• _Dataset entries_
※
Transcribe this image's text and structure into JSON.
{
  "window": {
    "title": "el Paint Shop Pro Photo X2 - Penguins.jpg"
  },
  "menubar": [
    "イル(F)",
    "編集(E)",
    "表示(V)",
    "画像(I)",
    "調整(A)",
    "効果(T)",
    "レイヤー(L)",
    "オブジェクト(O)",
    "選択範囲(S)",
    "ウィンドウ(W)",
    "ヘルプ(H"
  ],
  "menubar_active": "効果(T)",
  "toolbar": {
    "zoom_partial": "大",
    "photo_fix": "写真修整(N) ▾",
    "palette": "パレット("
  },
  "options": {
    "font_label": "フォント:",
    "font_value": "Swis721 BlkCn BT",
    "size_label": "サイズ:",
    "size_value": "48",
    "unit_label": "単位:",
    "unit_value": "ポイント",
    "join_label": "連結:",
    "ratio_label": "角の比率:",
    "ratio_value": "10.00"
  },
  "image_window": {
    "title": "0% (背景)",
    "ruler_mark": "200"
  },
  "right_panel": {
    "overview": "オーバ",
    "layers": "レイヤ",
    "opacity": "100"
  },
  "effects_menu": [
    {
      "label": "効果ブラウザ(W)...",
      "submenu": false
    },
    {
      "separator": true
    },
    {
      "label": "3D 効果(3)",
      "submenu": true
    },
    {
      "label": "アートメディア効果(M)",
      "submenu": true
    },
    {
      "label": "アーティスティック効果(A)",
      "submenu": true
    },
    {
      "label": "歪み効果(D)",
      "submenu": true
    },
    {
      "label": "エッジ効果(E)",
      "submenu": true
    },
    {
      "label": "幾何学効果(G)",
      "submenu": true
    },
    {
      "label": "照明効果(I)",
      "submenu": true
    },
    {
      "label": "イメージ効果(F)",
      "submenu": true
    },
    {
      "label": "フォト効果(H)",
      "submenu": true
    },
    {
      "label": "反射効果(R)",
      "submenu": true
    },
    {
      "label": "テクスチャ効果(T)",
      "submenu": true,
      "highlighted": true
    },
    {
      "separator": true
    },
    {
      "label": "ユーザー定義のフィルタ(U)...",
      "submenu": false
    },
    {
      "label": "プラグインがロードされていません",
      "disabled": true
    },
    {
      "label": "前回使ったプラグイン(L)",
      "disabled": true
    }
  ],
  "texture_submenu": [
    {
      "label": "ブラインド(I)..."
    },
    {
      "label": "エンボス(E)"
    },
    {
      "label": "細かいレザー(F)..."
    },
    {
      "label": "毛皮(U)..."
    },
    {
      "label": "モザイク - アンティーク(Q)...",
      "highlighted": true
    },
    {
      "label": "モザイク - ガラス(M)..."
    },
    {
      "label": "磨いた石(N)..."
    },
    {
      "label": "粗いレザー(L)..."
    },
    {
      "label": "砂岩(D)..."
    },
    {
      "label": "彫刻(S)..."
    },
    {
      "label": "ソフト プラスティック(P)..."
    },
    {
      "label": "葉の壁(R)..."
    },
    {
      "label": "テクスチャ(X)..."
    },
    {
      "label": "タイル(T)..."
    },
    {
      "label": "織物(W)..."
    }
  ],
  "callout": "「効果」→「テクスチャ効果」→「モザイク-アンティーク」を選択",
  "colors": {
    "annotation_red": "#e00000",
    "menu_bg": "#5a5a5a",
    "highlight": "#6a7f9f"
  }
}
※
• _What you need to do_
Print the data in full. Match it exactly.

• _Response area_
Transcribe this image's text and structure into JSON.
{
  "window": {
    "title": "el Paint Shop Pro Photo X2 - Penguins.jpg"
  },
  "menubar": [
    "イル(F)",
    "編集(E)",
    "表示(V)",
    "画像(I)",
    "調整(A)",
    "効果(T)",
    "レイヤー(L)",
    "オブジェクト(O)",
    "選択範囲(S)",
    "ウィンドウ(W)",
    "ヘルプ(H"
  ],
  "menubar_active": "効果(T)",
  "toolbar": {
    "zoom_partial": "大",
    "photo_fix": "写真修整(N) ▾",
    "palette": "パレット("
  },
  "options": {
    "font_label": "フォント:",
    "font_value": "Swis721 BlkCn BT",
    "size_label": "サイズ:",
    "size_value": "48",
    "unit_label": "単位:",
    "unit_value": "ポイント",
    "join_label": "連結:",
    "ratio_label": "角の比率:",
    "ratio_value": "10.00"
  },
  "image_window": {
    "title": "0% (背景)",
    "ruler_mark": "200"
  },
  "right_panel": {
    "overview": "オーバ",
    "layers": "レイヤ",
    "opacity": "100"
  },
  "effects_menu": [
    {
      "label": "効果ブラウザ(W)...",
      "submenu": false
    },
    {
      "separator": true
    },
    {
      "label": "3D 効果(3)",
      "submenu": true
    },
    {
      "label": "アートメディア効果(M)",
      "submenu": true
    },
    {
      "label": "アーティスティック効果(A)",
      "submenu": true
    },
    {
      "label": "歪み効果(D)",
      "submenu": true
    },
    {
      "label": "エッジ効果(E)",
      "submenu": true
    },
    {
      "label": "幾何学効果(G)",
      "submenu": true
    },
    {
      "label": "照明効果(I)",
      "submenu": true
    },
    {
      "label": "イメージ効果(F)",
      "submenu": true
    },
    {
      "label": "フォト効果(H)",
      "submenu": true
    },
    {
      "label": "反射効果(R)",
      "submenu": true
    },
    {
      "label": "テクスチャ効果(T)",
      "submenu": true,
      "highlighted": true
    },
    {
      "separator": true
    },
    {
      "label": "ユーザー定義のフィルタ(U)...",
      "submenu": false
    },
    {
      "label": "プラグインがロードされていません",
      "disabled": true
    },
    {
      "label": "前回使ったプラグイン(L)",
      "disabled": true
    }
  ],
  "texture_submenu": [
    {
      "label": "ブラインド(I)..."
    },
    {
      "label": "エンボス(E)"
    },
    {
      "label": "細かいレザー(F)..."
    },
    {
      "label": "毛皮(U)..."
    },
    {
      "label": "モザイク - アンティーク(Q)...",
      "highlighted": true
    },
    {
      "label": "モザイク - ガラス(M)..."
    },
    {
      "label": "磨いた石(N)..."
    },
    {
      "label": "粗いレザー(L)..."
    },
    {
      "label": "砂岩(D)..."
    },
    {
      "label": "彫刻(S)..."
    },
    {
      "label": "ソフト プラスティック(P)..."
    },
    {
      "label": "葉の壁(R)..."
    },
    {
      "label": "テクスチャ(X)..."
    },
    {
      "label": "タイル(T)..."
    },
    {
      "label": "織物(W)..."
    }
  ],
  "callout": "「効果」→「テクスチャ効果」→「モザイク-アンティーク」を選択",
  "colors": {
    "annotation_red": "#e00000",
    "menu_bg": "#5a5a5a",
    "highlight": "#6a7f9f"
  }
}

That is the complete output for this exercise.